Element data from apps and pages »
---+---
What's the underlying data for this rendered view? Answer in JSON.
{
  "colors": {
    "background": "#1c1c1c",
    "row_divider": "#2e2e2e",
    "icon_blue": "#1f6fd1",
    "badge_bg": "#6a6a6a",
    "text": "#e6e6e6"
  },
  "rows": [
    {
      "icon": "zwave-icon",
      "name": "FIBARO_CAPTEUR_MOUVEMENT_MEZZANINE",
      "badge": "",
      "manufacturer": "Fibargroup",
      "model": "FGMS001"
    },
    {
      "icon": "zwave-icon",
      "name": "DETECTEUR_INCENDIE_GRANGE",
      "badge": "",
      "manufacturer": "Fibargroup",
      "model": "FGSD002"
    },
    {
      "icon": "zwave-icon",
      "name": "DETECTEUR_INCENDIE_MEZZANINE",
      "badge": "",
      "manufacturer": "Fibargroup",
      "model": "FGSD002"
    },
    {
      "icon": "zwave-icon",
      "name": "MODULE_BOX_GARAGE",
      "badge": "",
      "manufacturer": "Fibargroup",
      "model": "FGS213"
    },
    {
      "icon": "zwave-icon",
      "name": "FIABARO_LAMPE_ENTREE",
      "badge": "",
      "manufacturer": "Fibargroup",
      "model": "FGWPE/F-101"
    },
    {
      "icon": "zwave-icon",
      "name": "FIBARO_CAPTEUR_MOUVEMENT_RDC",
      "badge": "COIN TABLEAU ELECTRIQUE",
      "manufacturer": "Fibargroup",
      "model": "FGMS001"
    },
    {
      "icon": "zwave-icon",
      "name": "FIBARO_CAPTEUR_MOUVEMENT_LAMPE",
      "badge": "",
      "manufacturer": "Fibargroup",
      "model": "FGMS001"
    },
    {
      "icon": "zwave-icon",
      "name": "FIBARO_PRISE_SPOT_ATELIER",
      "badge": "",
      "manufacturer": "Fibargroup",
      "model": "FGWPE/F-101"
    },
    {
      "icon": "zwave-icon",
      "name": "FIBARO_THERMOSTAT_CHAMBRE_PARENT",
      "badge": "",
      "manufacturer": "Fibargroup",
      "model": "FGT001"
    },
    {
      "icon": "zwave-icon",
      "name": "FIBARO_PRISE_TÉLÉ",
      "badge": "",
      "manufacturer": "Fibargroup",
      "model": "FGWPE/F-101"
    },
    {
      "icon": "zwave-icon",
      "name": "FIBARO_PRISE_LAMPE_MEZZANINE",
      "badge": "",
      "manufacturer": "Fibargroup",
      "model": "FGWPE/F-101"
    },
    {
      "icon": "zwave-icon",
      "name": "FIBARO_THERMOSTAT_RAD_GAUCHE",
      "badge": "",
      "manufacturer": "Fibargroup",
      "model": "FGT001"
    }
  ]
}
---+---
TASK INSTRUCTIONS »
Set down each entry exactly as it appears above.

OUTPUT OF THE EXERCISE »
What's the underlying data for this rendered view? Answer in JSON.
{
  "colors": {
    "background": "#1c1c1c",
    "row_divider": "#2e2e2e",
    "icon_blue": "#1f6fd1",
    "badge_bg": "#6a6a6a",
    "text": "#e6e6e6"
  },
  "rows": [
    {
      "icon": "zwave-icon",
      "name": "FIBARO_CAPTEUR_MOUVEMENT_MEZZANINE",
      "badge": "",
      "manufacturer": "Fibargroup",
      "model": "FGMS001"
    },
    {
      "icon": "zwave-icon",
      "name": "DETECTEUR_INCENDIE_GRANGE",
      "badge": "",
      "manufacturer": "Fibargroup",
      "model": "FGSD002"
    },
    {
      "icon": "zwave-icon",
      "name": "DETECTEUR_INCENDIE_MEZZANINE",
      "badge": "",
      "manufacturer": "Fibargroup",
      "model": "FGSD002"
    },
    {
      "icon": "zwave-icon",
      "name": "MODULE_BOX_GARAGE",
      "badge": "",
      "manufacturer": "Fibargroup",
      "model": "FGS213"
    },
    {
      "icon": "zwave-icon",
      "name": "FIABARO_LAMPE_ENTREE",
      "badge": "",
      "manufacturer": "Fibargroup",
      "model": "FGWPE/F-101"
    },
    {
      "icon": "zwave-icon",
      "name": "FIBARO_CAPTEUR_MOUVEMENT_RDC",
      "badge": "COIN TABLEAU ELECTRIQUE",
      "manufacturer": "Fibargroup",
      "model": "FGMS001"
    },
    {
      "icon": "zwave-icon",
      "name": "FIBARO_CAPTEUR_MOUVEMENT_LAMPE",
      "badge": "",
      "manufacturer": "Fibargroup",
      "model": "FGMS001"
    },
    {
      "icon": "zwave-icon",
      "name": "FIBARO_PRISE_SPOT_ATELIER",
      "badge": "",
      "manufacturer": "Fibargroup",
      "model": "FGWPE/F-101"
    },
    {
      "icon": "zwave-icon",
      "name": "FIBARO_THERMOSTAT_CHAMBRE_PARENT",
      "badge": "",
      "manufacturer": "Fibargroup",
      "model": "FGT001"
    },
    {
      "icon": "zwave-icon",
      "name": "FIBARO_PRISE_TÉLÉ",
      "badge": "",
      "manufacturer": "Fibargroup",
      "model": "FGWPE/F-101"
    },
    {
      "icon": "zwave-icon",
      "name": "FIBARO_PRISE_LAMPE_MEZZANINE",
      "badge": "",
      "manufacturer": "Fibargroup",
      "model": "FGWPE/F-101"
    },
    {
      "icon": "zwave-icon",
      "name": "FIBARO_THERMOSTAT_RAD_GAUCHE",
      "badge": "",
      "manufacturer": "Fibargroup",
      "model": "FGT001"
    }
  ]
}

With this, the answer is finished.